Ever since a dismal performance and deserved 2-0 defeat against West Bromwich Albion, things have been looking up on the South Coast. In the 6 games played since that defeat, Southampton have lost only once, 1-0 at Anfield to a Liverpool side seemingly finding their feet after a difficult start to Brendan Rodgers' life as the Reds new manager.
The reason for this upturn in form? The defence has certainly begun to look more assured, with Maya Yoshida and Jose Fonte's improvement noticeable as the side has conceded only 4 goals in this 6 game period. Similarly, the promotion of Luke Shaw to the first team ahead of the struggling and seemingly out of his depth Danny Fox has made an obvious difference. Or is it the forward four of Puncheon, Ramirez, Lallana and Lambert finally clicking together? For me, the most significant reason for this upturn in form, alongside a clearly more favourable run of games, has to be the return of Jack Cork in the centre of midfield.
The standout difference between the two teams on that horrible, and believe me, cold night at the Hawthorns, was the dominance of West Bromwich Albion’s two defensive midfielders, Youssouf Mulumbu and Claudio Yacob, ahead of Southampton’s Morgan Schneiderlin and Steven Davis. The need for better protection for the back four was clear as they took time to adapt to the Premier League, and Cork has done that, and more, as his return to first team action has led to Saints not only looking more solid defensively, but also more dominant in midfield. Cork's biggest strength is that he does the basic things well; he's a solid tackler, a consistent passer, and an intelligent thinker. He often makes the right decisions and this has freed up the players in front of him to attack with more confidence, without worrying that they'll have to score 3 or 4 goals to get anything from the game. In fact, against Norwich and Swansea, Southampton didn't look like conceding, and only did after costly errors from young Goalkeeper Paulo Gazzanigga.
By giving the defence better protection, and by being reliable, if not error-free, when passing the football, Cork is proving a valuable piece of the Saints Jigsaw, and the massive confidence boost seen in the whole team can be partly put down to the return of the reliable midfielder, the only squad member to have played all 46 league games of the teams promotion to the Premier League from the Championship last season.

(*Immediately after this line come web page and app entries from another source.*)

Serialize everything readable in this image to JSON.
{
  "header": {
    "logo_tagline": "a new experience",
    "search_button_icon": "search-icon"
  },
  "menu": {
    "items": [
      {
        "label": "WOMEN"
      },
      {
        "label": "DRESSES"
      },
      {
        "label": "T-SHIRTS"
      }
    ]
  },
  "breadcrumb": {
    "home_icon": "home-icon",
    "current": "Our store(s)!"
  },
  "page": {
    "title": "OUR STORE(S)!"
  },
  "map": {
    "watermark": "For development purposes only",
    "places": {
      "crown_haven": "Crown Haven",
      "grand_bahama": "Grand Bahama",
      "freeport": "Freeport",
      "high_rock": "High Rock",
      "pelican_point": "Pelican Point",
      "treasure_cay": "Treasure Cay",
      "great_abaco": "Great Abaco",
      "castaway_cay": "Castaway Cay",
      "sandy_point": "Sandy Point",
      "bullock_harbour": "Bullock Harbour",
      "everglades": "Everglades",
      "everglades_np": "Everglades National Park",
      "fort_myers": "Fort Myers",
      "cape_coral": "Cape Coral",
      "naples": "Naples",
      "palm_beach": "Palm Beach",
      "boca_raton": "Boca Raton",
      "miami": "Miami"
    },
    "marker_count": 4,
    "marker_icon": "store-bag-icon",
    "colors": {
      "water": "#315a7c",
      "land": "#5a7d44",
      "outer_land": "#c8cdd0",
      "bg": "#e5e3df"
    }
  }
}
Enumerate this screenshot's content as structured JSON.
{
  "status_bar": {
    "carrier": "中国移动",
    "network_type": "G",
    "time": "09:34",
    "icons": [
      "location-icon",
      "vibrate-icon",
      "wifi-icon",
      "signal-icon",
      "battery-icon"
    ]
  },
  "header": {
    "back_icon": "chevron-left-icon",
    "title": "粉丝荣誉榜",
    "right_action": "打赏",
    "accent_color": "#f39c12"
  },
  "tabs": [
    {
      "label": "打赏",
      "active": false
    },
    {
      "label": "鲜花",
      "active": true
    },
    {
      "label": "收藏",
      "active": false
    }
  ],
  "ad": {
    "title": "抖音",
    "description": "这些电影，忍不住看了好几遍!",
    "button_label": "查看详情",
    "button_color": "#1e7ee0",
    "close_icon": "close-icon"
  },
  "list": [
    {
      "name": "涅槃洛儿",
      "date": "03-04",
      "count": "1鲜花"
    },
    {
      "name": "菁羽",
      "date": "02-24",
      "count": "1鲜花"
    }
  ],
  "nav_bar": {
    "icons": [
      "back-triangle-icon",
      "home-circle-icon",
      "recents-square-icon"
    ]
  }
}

During that immensely successful campaign, it was easy to overlook the former Chelsea midfielder as the more attacking players including Rickie Lambert, Adam Lallana and, during the second half of the season, Billy Sharp, inexcusably loaned to Nottingham Forest at the start of this season, took centre stage. But, as has been the case on countless occasions in football, his importance to the team was most noticed when he wasn’t there. Without him Southampton made what was already an exceptionally difficult looking start to Premier League life look nigh on impossible and, despite an impressive scoring rate for a newly promoted side, their leaky defence made any chance of a result look very unlikely. Cork’s return to the team has undoubtedly corresponded with a more favourable run of games but it has also coincided with a defensive turnaround that is nothing short of staggering, which is, in this writer’s opinion, no coincidence. The positional discipline that he provides for his team increases the support given to the defence, rather than leaving it to the previously overworked Morgan Schneiderlin to do provide all the protection on his own, and it also frees up the more creative players, Gaston Ramirez being the prime example, to find space and make things happen in the attacking third of the pitch. Southampton look a more cohesive unit and, while it helps that Adkins has been able to name a mostly unchanged side during this run, Cork has been the standout player who has made things tick for the side.
It is imperative the midfielder stay injury-free for as much of the season as possible, as with him lies Southampton's best chance of keeping their place in the division. Saints will need to be at their best over the Christmas period as after a seemingly winnable, and massive game, at home against Sunderland next, they visit Fulham and Stoke, two of the strongest teams at their respective homes in the division, before the visit of Arsenal on New Year’s Day. With Cork fit and playing so well, Saints will at least feel confident of their ability to spring a few surprises.